1. Limited time only! Sign up for a free 30min personal tutor trial with Chegg Tutors
    Dismiss Notice
Dismiss Notice
Join Physics Forums Today!
The friendliest, high quality science and math community on the planet! Everyone who loves science is here!

Homework Help: Vertical pressure on soft drink can

  1. Mar 12, 2015 #1
    1. The problem statement, all variables and given/known data
    In a classroom demonstration, the pressure inside a soft drink can is suddenly reduced to essentially zero. Assuming the can to be a cylinder with a height of 13cm and a diameter of 6.5cm , find the net inward force exerted on the vertical sides of the can due to atmospheric pressure.

    2. Relevant equations
    Pressure= force/area
    area of a cylinder is 2πrh +2πr2
    force due to gravity is mg

    3. The attempt at a solution
    I know that because there is no pressure inside the can to counteract the air pushing inward, the can collapses but I am not sure how to calculate the force on the vertical sides of the can. Atmospheric pressure is 1 atm at sea level which is 101325 Nm-2. If the pressure on the top of the can is the same as that of the sides than you multiply the pressure by area to get force which gives 6991425 but this is incorrect probably because the pressure on the top isn't the same as the pressure on the sides but I don't know what the formula for it is.
  2. jcsd
  3. Mar 12, 2015 #2


    User Avatar
    Science Advisor
    Homework Helper
    Gold Member

    What's the area of the cylindrical surface of the can?
  4. Mar 12, 2015 #3
    Thank you that fixed it. Also I didn't convert the diameter into meters. Thank you.
  5. Mar 12, 2015 #4
    Actually, this is a very poorly worded question. The net force by the air on the vertical sides of the can has to take into account the direction of the forces, and this results in a net force of zero.

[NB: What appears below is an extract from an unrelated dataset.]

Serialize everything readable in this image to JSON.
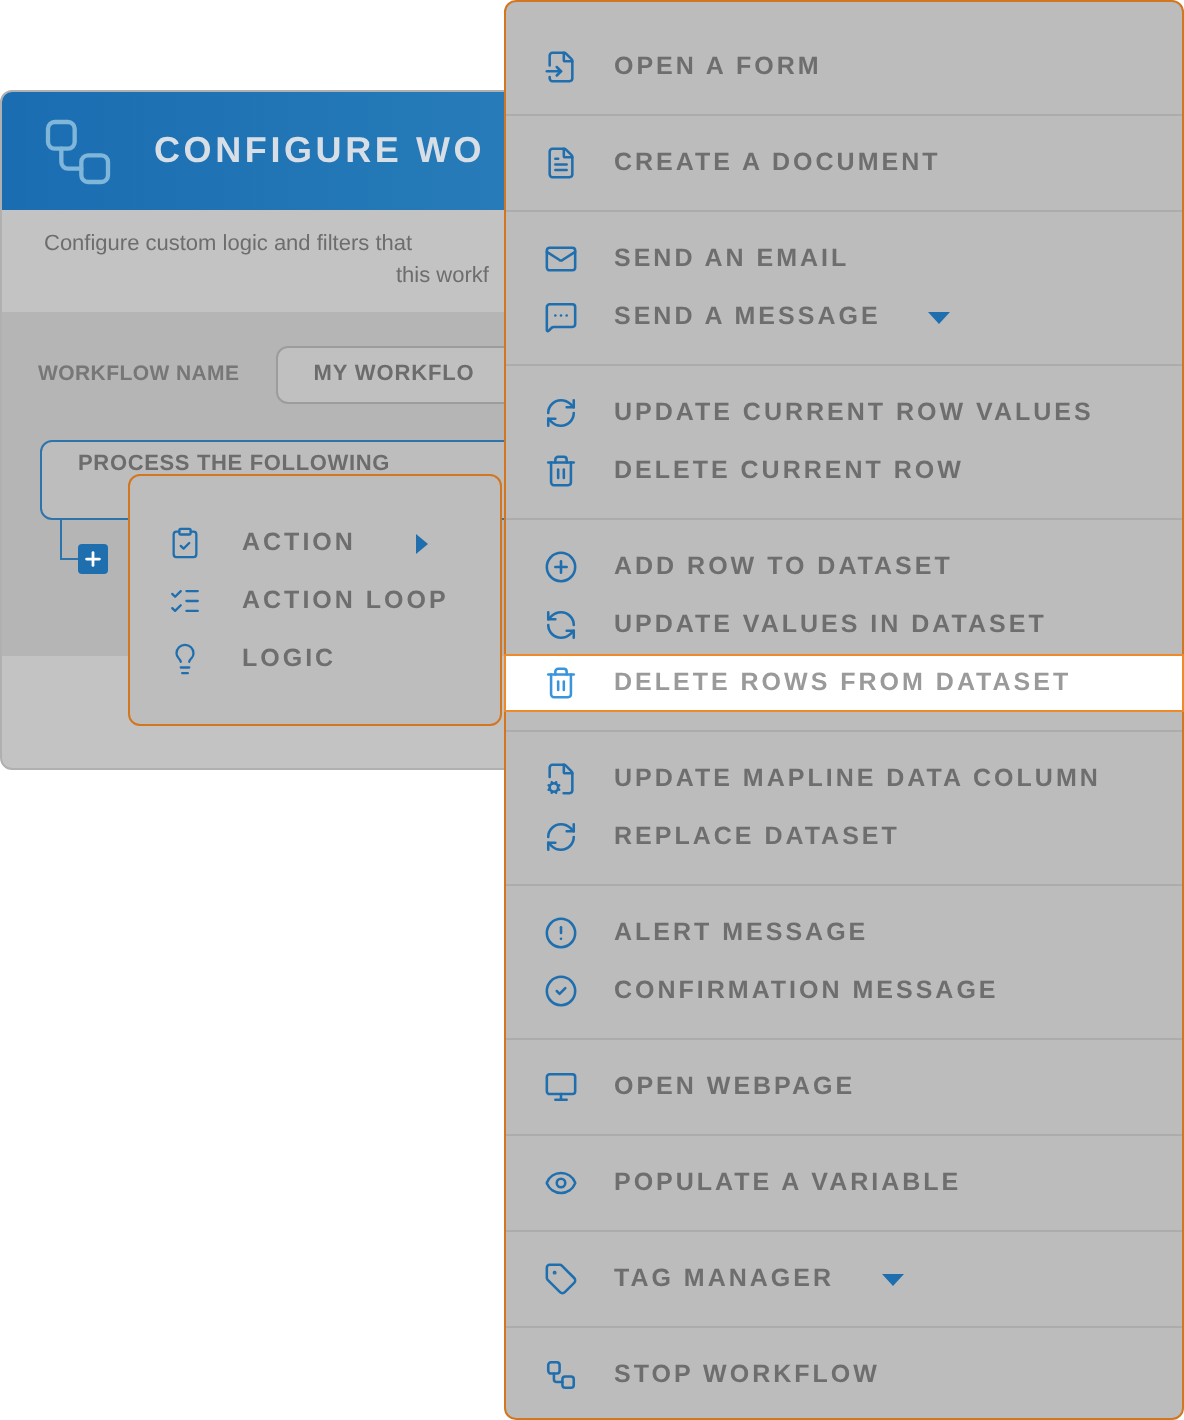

Share this great discussion with others via Reddit, Google+, Twitter, or Facebook

Have something to add?
Draft saved Draft deleted